A child looks out at the world’s wars, famine, pollution, and other miseries and thinks of ways to make things better.
The late Paul Kor, an internationally acclaimed Israeli author-illustrator, sought to create a miracle with this book borne out of his own brutal experiences of war. With its striking illustrations, the simple but powerful story offers a hopeful message of peace in a time of uncertainty. Clever paper cuts allow readers to play an active role in the transformations with every turn of the page, thus encouraging children to recognize they have the power to affect change, including when it comes to choosing peace over war in the future. This book provides an accessible look at the concepts of war and peace and would make a terrific discussion starter on the subject. It could also be a model for an art lesson on papercutting. A note at the end of the book details the inspiration behind the story and the book’s creation, accompanied by photographs.
Niles lives all alone in a big dirty house filled with memories of the people who used to live there. Then one day, a little boy appears on his doorstep and asks Niles to take care of his plant. Astonished, Niles takes the pot of dirt, and wonders what to do with it. As a seedling appears, Niles realizes how empty and lonely his house is and begins to care for the plant, his house and himself. By the time the little boy returns his flower has bloomed into a beautiful poppy and Niles, and his house, are filled with hope again.
Miguel de Cervantes Saavedra finds refuge from his difficult childhood by imagining the adventures of a brave but clumsy knight.
In 1770, the slave Esperança Garcia bravely penned a letter to the governor of Piauí state, in Brazil, describing how she and her children were being mistreated and requesting permission to return to the farm where the rest of her family was living. Before she wrote her letter, Esperança Garcia lived on a cotton farm run by Jesuit priests, where she learned to read and write — a rare opportunity for a woman, especially a slave.
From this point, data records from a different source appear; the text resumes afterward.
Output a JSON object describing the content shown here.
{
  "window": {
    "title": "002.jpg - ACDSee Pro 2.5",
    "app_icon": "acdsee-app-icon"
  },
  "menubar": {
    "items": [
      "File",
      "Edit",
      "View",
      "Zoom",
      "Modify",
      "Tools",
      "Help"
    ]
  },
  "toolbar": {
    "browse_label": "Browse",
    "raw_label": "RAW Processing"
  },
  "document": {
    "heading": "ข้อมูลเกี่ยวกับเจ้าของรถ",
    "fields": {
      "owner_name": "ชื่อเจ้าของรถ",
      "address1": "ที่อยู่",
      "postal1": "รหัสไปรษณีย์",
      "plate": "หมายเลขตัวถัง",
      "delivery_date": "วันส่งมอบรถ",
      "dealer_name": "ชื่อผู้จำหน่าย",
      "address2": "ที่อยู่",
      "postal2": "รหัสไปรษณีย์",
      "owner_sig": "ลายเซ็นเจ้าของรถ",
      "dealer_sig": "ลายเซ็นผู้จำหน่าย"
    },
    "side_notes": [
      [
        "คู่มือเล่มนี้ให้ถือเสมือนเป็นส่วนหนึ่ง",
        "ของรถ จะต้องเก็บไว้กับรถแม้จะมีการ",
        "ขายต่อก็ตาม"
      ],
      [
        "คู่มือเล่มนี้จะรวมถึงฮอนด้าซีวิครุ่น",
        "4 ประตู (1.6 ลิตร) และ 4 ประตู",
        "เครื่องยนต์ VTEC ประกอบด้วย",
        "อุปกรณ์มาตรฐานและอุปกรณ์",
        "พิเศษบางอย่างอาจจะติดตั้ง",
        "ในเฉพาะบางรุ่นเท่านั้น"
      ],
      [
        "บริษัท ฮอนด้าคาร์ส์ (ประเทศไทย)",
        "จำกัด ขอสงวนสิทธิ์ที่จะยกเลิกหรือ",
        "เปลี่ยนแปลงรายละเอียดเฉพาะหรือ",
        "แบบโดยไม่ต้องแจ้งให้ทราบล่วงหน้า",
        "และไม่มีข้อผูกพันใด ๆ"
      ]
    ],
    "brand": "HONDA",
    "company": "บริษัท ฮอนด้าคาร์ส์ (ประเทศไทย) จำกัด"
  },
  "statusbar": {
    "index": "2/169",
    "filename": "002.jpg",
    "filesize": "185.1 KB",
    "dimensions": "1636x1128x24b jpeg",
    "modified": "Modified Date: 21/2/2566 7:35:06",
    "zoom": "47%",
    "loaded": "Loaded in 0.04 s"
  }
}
But one day she was separated from her husband and older children and taken with her two little ones to be a cook in the home of Captain Antonio Vieira de Couto, where she and the other slaves were beaten.
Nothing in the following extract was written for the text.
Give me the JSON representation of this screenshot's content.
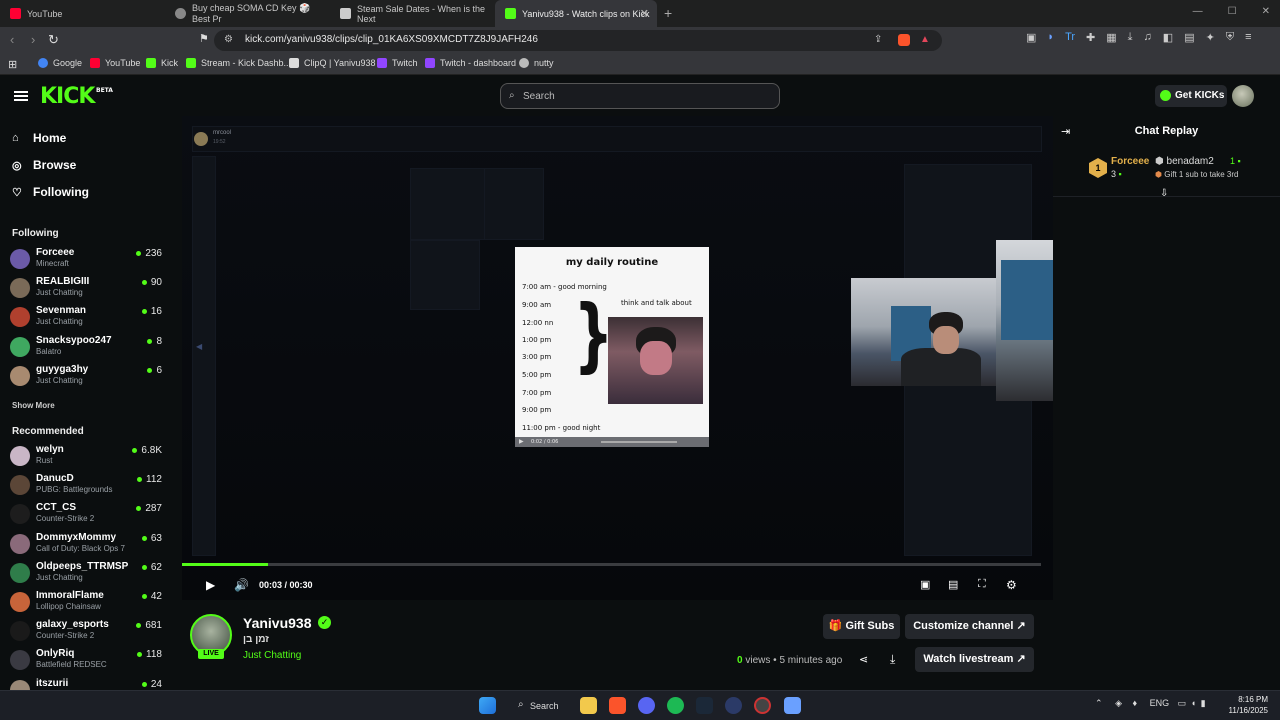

When Saya’s mother is sent to jail as an illegal immigrant, she sends her daughter a cassette tape with a song and a bedtime story, which inspires Saya to write a story of her own–one that just might bring her mother home.
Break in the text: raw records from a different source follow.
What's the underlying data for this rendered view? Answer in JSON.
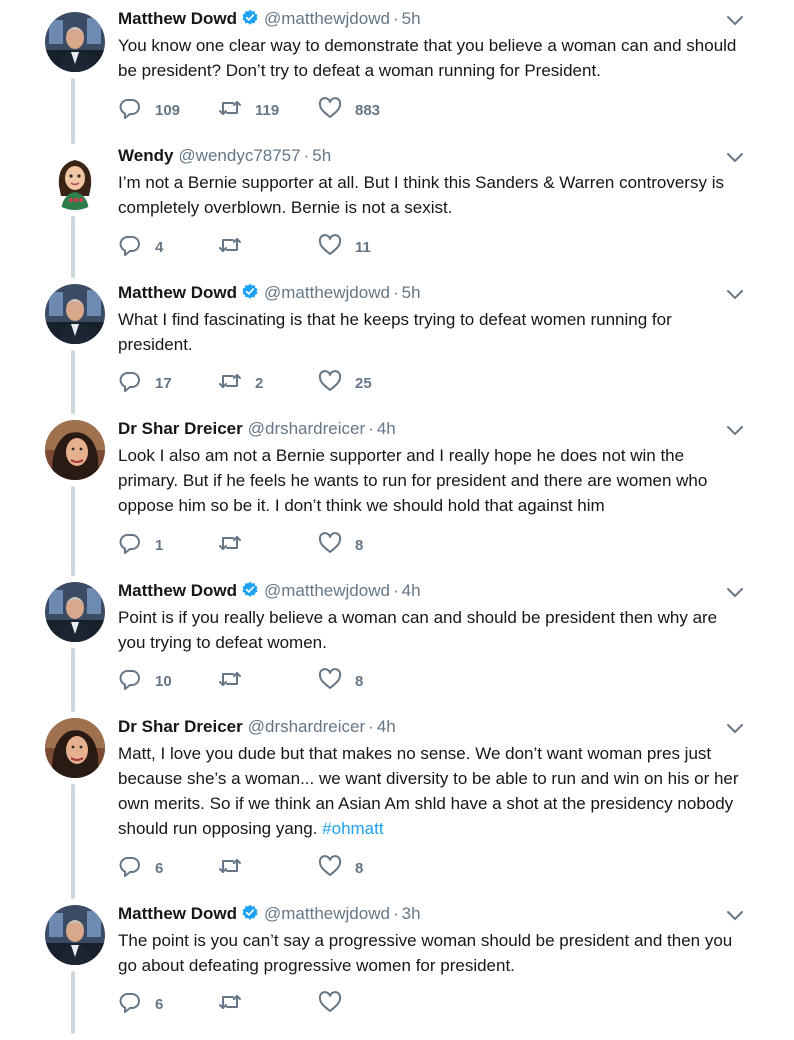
{
  "colors": {
    "accent": "#1da1f2",
    "thread_line": "#ccd6dd",
    "muted": "#657786",
    "text": "#14171a"
  },
  "icons": {
    "reply": "reply-icon",
    "retweet": "retweet-icon",
    "like": "heart-icon",
    "verified": "verified-badge-icon",
    "more": "chevron-down-icon"
  },
  "tweets": [
    {
      "name": "Matthew Dowd",
      "verified": true,
      "handle": "@matthewjdowd",
      "sep": "·",
      "time": "5h",
      "text": "You know one clear way to demonstrate that you believe a woman can and should be president?  Don’t try to defeat a woman running for President.",
      "hashtag": "",
      "replies": "109",
      "retweets": "119",
      "likes": "883"
    },
    {
      "name": "Wendy",
      "verified": false,
      "handle": "@wendyc78757",
      "sep": "·",
      "time": "5h",
      "text": "I’m not a Bernie supporter at all. But I think this Sanders & Warren controversy is completely overblown. Bernie is not a sexist.",
      "hashtag": "",
      "replies": "4",
      "retweets": "",
      "likes": "11"
    },
    {
      "name": "Matthew Dowd",
      "verified": true,
      "handle": "@matthewjdowd",
      "sep": "·",
      "time": "5h",
      "text": "What I find fascinating is that he keeps trying to defeat women running for president.",
      "hashtag": "",
      "replies": "17",
      "retweets": "2",
      "likes": "25"
    },
    {
      "name": "Dr Shar Dreicer",
      "verified": false,
      "handle": "@drshardreicer",
      "sep": "·",
      "time": "4h",
      "text": "Look I also am not a Bernie supporter and I really hope he does not win the primary. But if he feels he wants to run for president and there are women who oppose him so be it. I don’t think we should hold that against him",
      "hashtag": "",
      "replies": "1",
      "retweets": "",
      "likes": "8"
    },
    {
      "name": "Matthew Dowd",
      "verified": true,
      "handle": "@matthewjdowd",
      "sep": "·",
      "time": "4h",
      "text": "Point is if you really believe a woman can and should be president then why are you trying to defeat women.",
      "hashtag": "",
      "replies": "10",
      "retweets": "",
      "likes": "8"
    },
    {
      "name": "Dr Shar Dreicer",
      "verified": false,
      "handle": "@drshardreicer",
      "sep": "·",
      "time": "4h",
      "text": "Matt, I love you dude but that makes no sense. We don’t want woman pres just because she’s a woman... we want diversity to be able to run and win on his or her own merits. So if we think an Asian Am shld have a shot at the presidency nobody should run opposing yang. ",
      "hashtag": "#ohmatt",
      "replies": "6",
      "retweets": "",
      "likes": "8"
    },
    {
      "name": "Matthew Dowd",
      "verified": true,
      "handle": "@matthewjdowd",
      "sep": "·",
      "time": "3h",
      "text": "The point is you can’t say a progressive woman should be president and then you go about defeating progressive women for president.",
      "hashtag": "",
      "replies": "6",
      "retweets": "",
      "likes": ""
    }
  ]
}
Born in Ghana, West Africa, with one deformed leg, he was dismissed by most people—but not by his mother, who taught him to reach for his dreams. As a boy, Emmanuel hopped to school more than two miles each way, learned to play soccer, left home at age thirteen to provide for his family, and, eventually, became a cyclist. He rode an astonishing four hundred miles across Ghana in 2001, spreading his powerful message: disability is not inability.
This is a story about Dani, who’s always happy. She’s unhappy too, now and then, but she doesn’t count those times. But she does miss her best friend Ella who moved to another town. Since then no one is allowed to sit at Ella’s desk. She’s not one to give up hope, even when everything seems hopeless.
Celia, the town listener, collects a seed from each person who shares a problem with her, so when Julian loses his seed on the way to see her, he is unable to let go of his sadness.